- Using different codes to charge more than once for one service or treatment.
- Seeking reimbursement for substandard care in facilities such as nursing homes or rehabilitation centers.
- Running tests that are not medically necessary.
- Running duplicate tests because of mistakes or inefficiencies.
Unbundling and upcoding are two fairly common ways that providers defraud Medicare.
Halting Fraud in Its Tracks
We do have some weapons in the fight against fraud, such as the Department of Health and Human Services (HHS) and Department of Justice’s (DOJ) anti-fraud unit named the Health Care Fraud Prevention and Enforcement Action Team (HEAT). Through HEAT, over 1,500 defendants who stole over $5 billion were brought to justice. In 2015, HEAT was responsible for taking down a fraudulent billing scheme amounting to $712 million.
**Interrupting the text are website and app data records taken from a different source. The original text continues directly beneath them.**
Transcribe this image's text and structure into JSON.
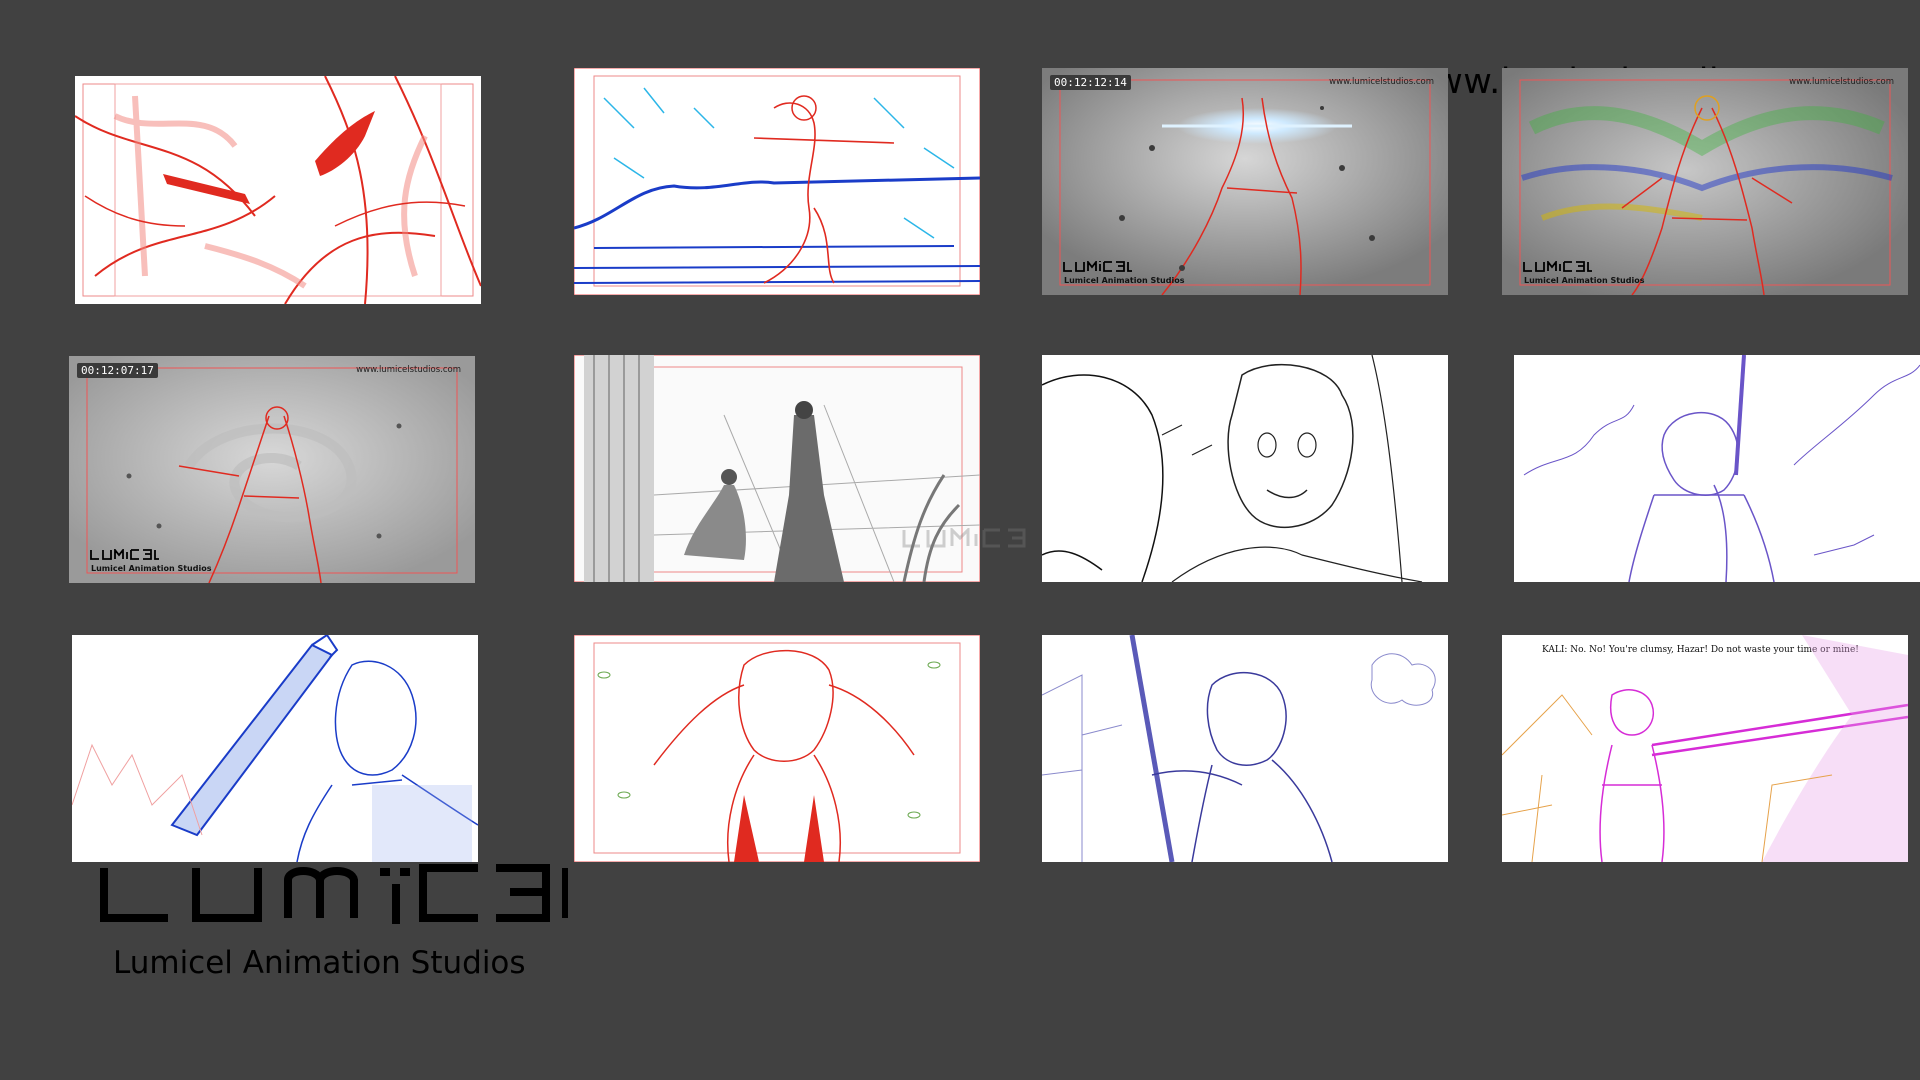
{
  "header": {
    "url": "www.lumicelstudios.com"
  },
  "brand": {
    "logo_text": "LUMICEL",
    "studio_name": "Lumicel Animation Studios",
    "accent": "#e8261c"
  },
  "panels": [
    {
      "id": 1,
      "style": "red-sketch-eyes"
    },
    {
      "id": 2,
      "style": "blue-red-sword-run"
    },
    {
      "id": 3,
      "style": "gray-glow-praying",
      "timestamp": "00:12:12:14",
      "site": "www.lumicelstudios.com",
      "studio": "Lumicel Animation Studios"
    },
    {
      "id": 4,
      "style": "color-aura",
      "site": "www.lumicelstudios.com",
      "studio": "Lumicel Animation Studios"
    },
    {
      "id": 5,
      "style": "gray-swirl",
      "timestamp": "00:12:07:17",
      "site": "www.lumicelstudios.com",
      "studio": "Lumicel Animation Studios"
    },
    {
      "id": 6,
      "style": "gray-throne-room"
    },
    {
      "id": 7,
      "style": "black-lineart-face"
    },
    {
      "id": 8,
      "style": "purple-sword-raise"
    },
    {
      "id": 9,
      "style": "blue-sword-overhead"
    },
    {
      "id": 10,
      "style": "red-head-clutch"
    },
    {
      "id": 11,
      "style": "purple-staff-grip"
    },
    {
      "id": 12,
      "style": "magenta-sword-strike",
      "dialogue": "KALI:  No. No! You're clumsy, Hazar! Do not waste your time or mine!"
    }
  ]
}
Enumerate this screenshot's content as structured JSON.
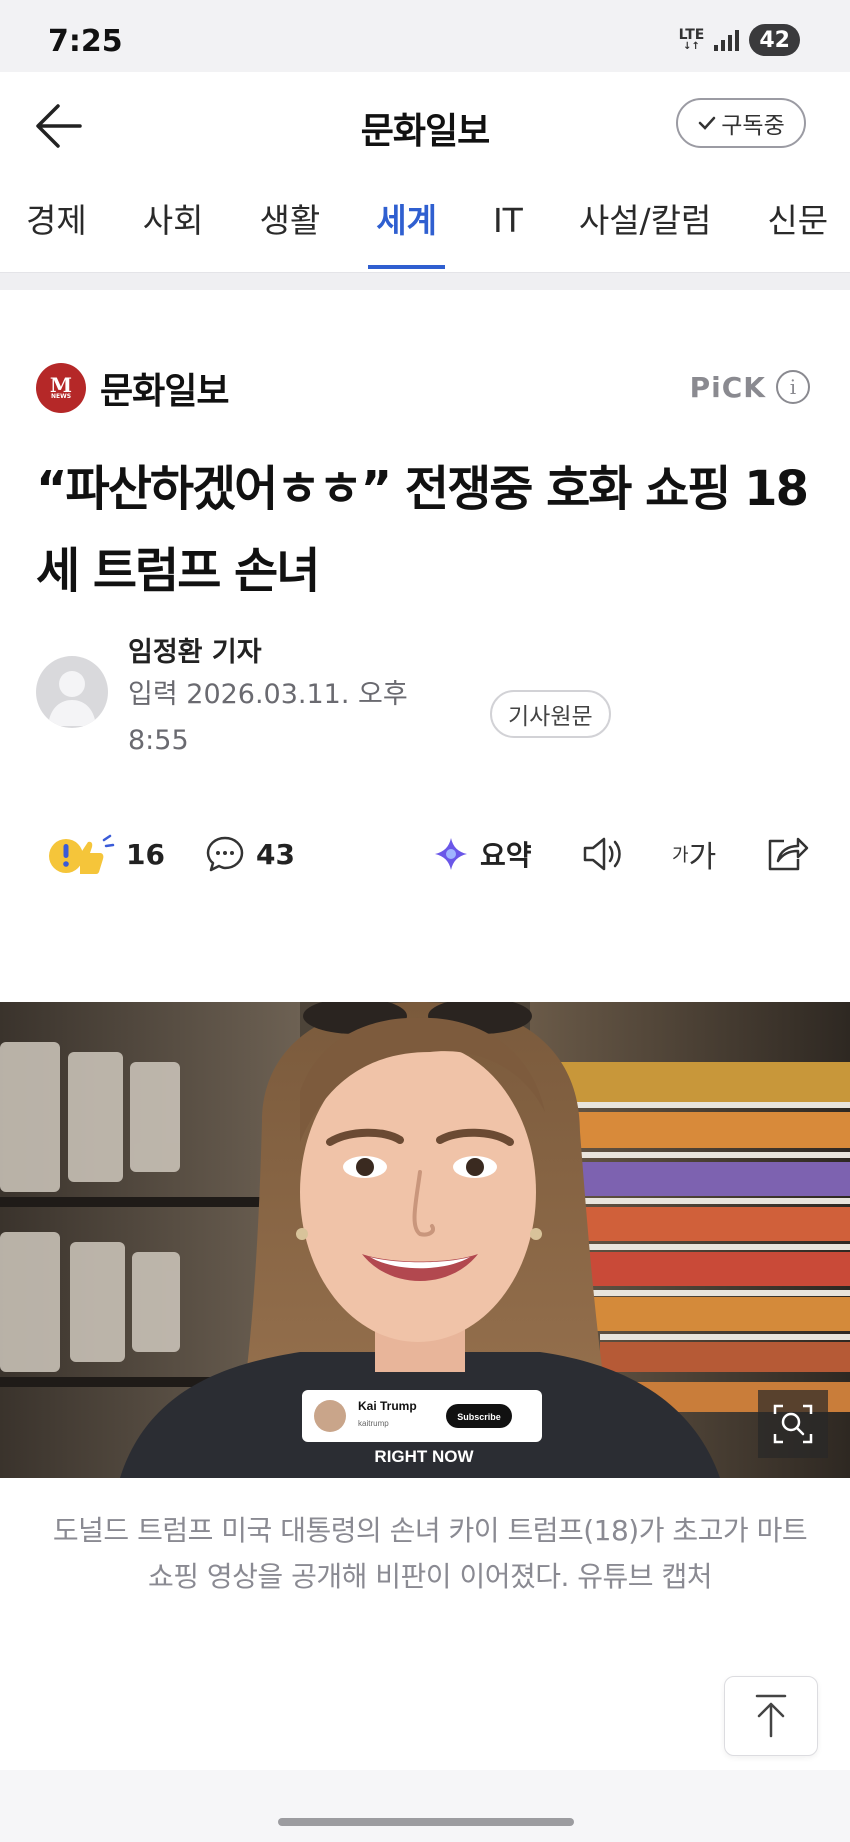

But stopping Medicare fraud also relies on whistleblowers, despite organized federal programs such as HEAT. Suits brought under the qui tam provisions of the False Claims Act, which provides the means for individuals to sue on behalf of the government for false claims, have been responsible for the following whistleblower wins:
- Three employees brought down fraudulent doings at Adventist Health Systems in Florida to the tune of a record-busting $118.7 million. The whistleblowers’ share, which would amount to between 15 and 30 percent, is not known at this time.
- In South Carolina, allegations of fraud against Nason Medical in Charleston were filed by former employees. The settlements totaled over $1 million.
- Labs in Virginia and California that ran heart disease tests settled for $48.5 million because of whistleblower actions. Among the whistleblowers was a doctor from Hilton Head.
We urge you to contact us at the Louthian Law Firm if you think you have evidence of fraud. Help us all save countless billions and make fraudsters pay.
Making a Difference.
If you think you have the facts needed to bring a whistleblower case, the experienced whistleblower attorneys at the Louthian Law Firm can review your case and help you file the appropriate disclosure statement. Under some circumstances, the government will intervene, or join in your lawsuit.
Your chances of succeeding are greater if your whistleblower claim is substantive, clear, and to the point. Because of this, meeting with a qualified whistleblower attorney can increase your chances of winning. The Louthian Law Firmcan help you form your claim so that the government will be more inclined to intervene in your case; government intervention can sometimes increase the chances of recovering reward money. Even if the government decides not to intervene, it could still be a good idea to pursue your case without government involvement. Our strong support system can assist you through every step of the process.
For a free, confidential evaluation of your case, call the Louthian Law Firm today at 1-803-454-1200 or, if you prefer, you can fill out our online contact form.